‘I Told Them’ is available on all digital platforms
Nigerian superstar Burna Boy has released his seventh album, I Told Them. The album premiered on digital platforms in the wee hours of the morning on August 25.
During an interview with Apple’s Zane Lowe, Burna spoke about the journey that led him to global success, the 12 jewels to a happy life, what sets the new album apart, being proud of his accomplishments, Virgil Abloh’s influence, collaborating with RZA, embracing substance in Afrobeats, and more.
Here are 9 things we learned.
On to expect from his new album ‘I Told Them…’
It kind of showed me exactly the way I wanted to express what I was feeling and what my unit was feeling. The spirit of my unit. Just put that in because this is every day. This is a side where people don’t really get to see because I don’t really care for anyone to see. I have fun with it like this. But I felt like this time, this is a way… How do I put it? A more understandable way to pass that feeling and that energy across. And at the same time, showing you that’s… Not you.
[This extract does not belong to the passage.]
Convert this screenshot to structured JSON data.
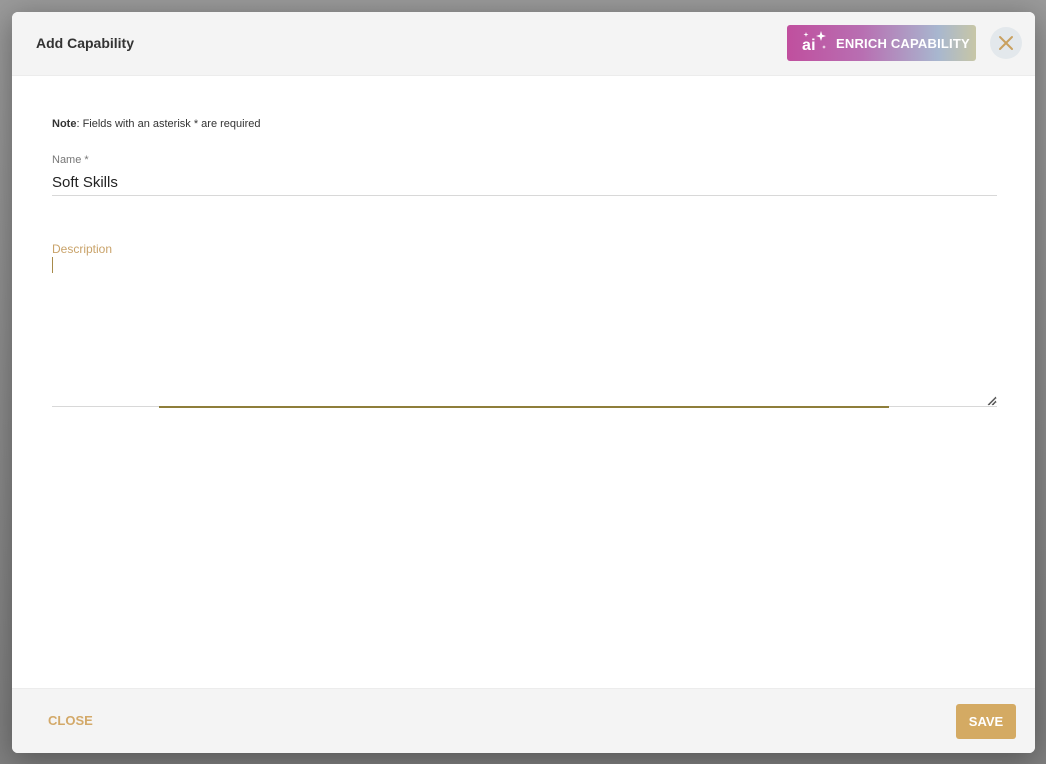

Showing everyone, really, that the combination of worlds is something that we haven’t really capitalized on. Because at the end of the day, once we’re all unified, everything else, the fruits of that just take care of everything.
On the meaning of the album title
…they say a lot of times that prophets is not really recognizing its own home and shit. So this one is for the part of my own home and the people in my own home who didn’t believe or doubt it, or still doubt, or any type of thing. And not just them, it’s like everyone that ever heard me speak in the past or when I’d first started. You can go back to my old tweets and stuff. I basically predicted everything that’s happening now. So this is basically that. It’s fun to tell people something is true, and they doubt, and then they end up seeing it. There’s no greater feeling.
On getting credit
I’m not going to say I don’t want credit because everyone wants credit for what they do and shit. For me, it’s more like I want credit from places where it actually matters. Even though in reality don’t mean nothing but places where you can say why, you can explain and it makes sense to everybody. That’s the type of shit I want. I want to go somewhere where it’s like they see the work and they see everything, the journey and everything, and they’re like, “This is amazing. Yeah, congratulations.” That’s the type of shit that means something. You don’t get that in my country. It means something to the people who are not part of the game in a way. It means something to people who have nothing to gain or lose and no stakes in the matter.
on being proud of his accomplishments…
That’s the thing I’ve beat my chest the most about. It’s the fact that, yeah, not only did I do it on my own terms and all that, I did it against all odds. You know what I mean? And against the wishes of the powers that be in my environment. You know what I mean? So yeah, it’s something I’m really proud of.
About Virgil Abloh’s Influence…
Especially like Virgil was the heart of this s**t. You know what I mean? The heart of the whole fashion world, especially for us Black. Not just that, it’s just the cool creativity in the man’s head. This is the difference. You look at something, he looks at it, you are seeing different colours than each, you know what I mean? It’s crazy.
On embracing substance in Afrobeats…
…you hear most of Nigerian music, or I’ll say African… I don’t even know what to say, Afrobeats, as people call it, it’s mostly about nothing, literally nothing. There’s no substance to it. Nobody’s talking about anything. It’s just a great time, it’s an amazing time. But at the end of the day, life is not an amazing time. No matter how nice of a time you’re having now or you had at some point or you plan to have, you’re still going to face life. So it’s like, for me, I feel like music should be that, music should be the essence of the artist, you understand? The artist is a person, like me speaking for myself, the artist is a person who has good days, bad days, great days, and worst days. And for me, if I give you something like this with my face on it, and my name, then I should be giving you that experience. That should be a window for you to see some of that essence.
About collaborating with RZA…
Yeah, it’s been a great honour, man. He wasn’t there. We weren’t personally in the studio together when he did it, but when he sent the first draft to me, I could just feel the energy, it’s like most of the shit is about, he’s connecting things that have to do with photography, shit that has to do with the vision, like photographic shit. And he’s made the whole thing, he combined and interlock and it’s just crazy.
On Fela Kuti…
I am grateful for the fact that he existed in his time so that we could get and experience the true organic nature of what he was and the essence of what he stood for and the message he passed across to us.
on the benefits of travelling the world…
Man, the more I see the world and the more I experience just makes me understand myself a bit more, understand why things are the way they are a bit more. I just have a lot of answers to a lot of questions I used to have and previously didn’t have answers for.